Another way to help the poor move out of poverty is to increase social capital. For the poor, having someone to help share costs is very beneficial. In Whitiker's case, having a husband allowed her to finish her college degree, which led to a better paying job and therefore she moved out of poverty and into the middle class of America. "[O]f poor single mothers who marry, 56 percent are lifted out of poverty" (Muhammad 231). If a poor, single mother is able to marry a supportive husband, there is a good chance that they will move up in class and out of poverty. However, this is not a very common occurrence and should not be heavily relied upon. Only 1.4 percent of poor, single mothers actually get married every year, so if you do the math, only 0.78 percent, or 78 of every 10,000 poor mothers actually get married and move out of poverty every year.

Overall, duplicating Angela Whitiker's success is difficult, and much of the responsibility to move up in class is on themselves. Those of the poor that do desire to work their way out of poverty and chose not to live the low class life find that moving up is incredibly difficult, and the government and society should lend a helping hand to those struggling out of the hole of social disparity. With a helping hand, the poor that are willing can and will move out of poverty and we will have successfully duplicated Angela Whitiker's inspiring success.

Day 39

English 102 Lesson Plan Day 39

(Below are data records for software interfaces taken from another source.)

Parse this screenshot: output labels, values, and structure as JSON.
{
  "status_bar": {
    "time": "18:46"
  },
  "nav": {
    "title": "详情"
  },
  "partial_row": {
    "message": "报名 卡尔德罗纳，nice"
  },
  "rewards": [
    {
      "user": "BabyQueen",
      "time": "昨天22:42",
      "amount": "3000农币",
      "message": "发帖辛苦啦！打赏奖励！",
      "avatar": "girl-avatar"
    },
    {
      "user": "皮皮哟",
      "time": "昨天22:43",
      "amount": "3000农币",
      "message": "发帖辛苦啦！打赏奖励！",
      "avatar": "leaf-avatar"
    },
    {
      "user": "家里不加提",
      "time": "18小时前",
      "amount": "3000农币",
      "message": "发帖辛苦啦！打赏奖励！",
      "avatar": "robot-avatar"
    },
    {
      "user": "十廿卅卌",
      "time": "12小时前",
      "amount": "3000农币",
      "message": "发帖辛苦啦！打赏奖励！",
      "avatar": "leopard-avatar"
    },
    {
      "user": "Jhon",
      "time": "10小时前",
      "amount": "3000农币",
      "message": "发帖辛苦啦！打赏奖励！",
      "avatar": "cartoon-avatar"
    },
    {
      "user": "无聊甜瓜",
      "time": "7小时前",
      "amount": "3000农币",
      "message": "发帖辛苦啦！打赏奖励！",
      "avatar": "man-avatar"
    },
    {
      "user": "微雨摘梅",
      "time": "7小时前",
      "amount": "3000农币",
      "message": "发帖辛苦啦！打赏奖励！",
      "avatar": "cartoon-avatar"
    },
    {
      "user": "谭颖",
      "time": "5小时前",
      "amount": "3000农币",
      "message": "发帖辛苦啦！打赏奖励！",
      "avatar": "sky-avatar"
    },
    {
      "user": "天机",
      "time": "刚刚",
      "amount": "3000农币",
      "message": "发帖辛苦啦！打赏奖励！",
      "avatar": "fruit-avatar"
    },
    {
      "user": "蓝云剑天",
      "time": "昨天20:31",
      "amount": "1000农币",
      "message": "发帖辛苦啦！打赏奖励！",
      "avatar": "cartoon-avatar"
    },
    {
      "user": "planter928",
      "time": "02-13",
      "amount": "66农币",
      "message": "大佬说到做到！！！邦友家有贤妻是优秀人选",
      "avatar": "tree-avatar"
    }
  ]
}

  1. Bonus Points from Blog
  2. By the end of the period: 500 words.
    1. What are the obstacles and what are the solutions?
  3. By Friday: 3-5 pages (could include first in-class essay as lead in to solutions). This draft is a final draft and should include direct quotes from the books defining not only the obstacles but the solutions as well. In text and works cited are required. A counter argument is required.
  4. For tomorrow: 4 copies of Rough Draft for peer editing.
  5. Essays returned to 930 class. 1030 class will receive most of their essays by tomorrow. All will be returned by Thursday.

Monday, March 01, 2010

Educational Needs Index

Here's a site that tracks Educational Needs.
Yakima Country ranks 59th (from the bottom) out of 2071 overall and 32nd in Education in particular. (And last year we were 100th. That's right, we've gotten worse. Jeez.)

This is a site that Wilma referenced in class on Friday. And it's really been bugging me all weekend. My first reaction: I've got to get out of this place. My second reaction: Well, if I want to make a difference, this is the place to be.

In any case, it definitely shows us why it's critical to understand Angela Whitiker's situation. We're living in one of the poorest, least educated places in the country and it's up to us to figure out a way to change this.

The three factors drive the ENI model and the variables that make up each factor are:
Educational Factor – Indicators assess the educational capacity of a region’s adult population. Indicators measure the percent of the population with a high school degree, associate’s degree, and bachelor’s degree, and a measure of the educational attainment gap between younger and older members of the workforce.

Economic Factor - Indicators in this category assess the degree of economic challenges facing counties. Indicators measure the percent of population in poverty, unemployment rates, the existing earnings capacity of residents, and dependence upon manufacturing and extraction jobs.
Population Factor – Indicators assess the present population growth issues facing the county and potential need for increased emphasis on human capital development to address changing demographics. Indicators measure recent and project population growth, population aged 19 and younger as a percent of the total population, population aged 20-44, and the relative size of an area’s at-risk minority population (African-Americans, Hispanics, and Native Americans).

Weekend Links

Immigrant Parents Learn Lessons on Raising Ninos--YHR

Immigrants and Yakima--E Verify

Prosser, the Catholic Church and Affordable Housing: NIMBY.

Meanwhile in Wenatchee, Immigration and Globalization again.

The case for Vocational Education and Community Colleges.

Wine Tasting at Farmer's Markets considered in new bill.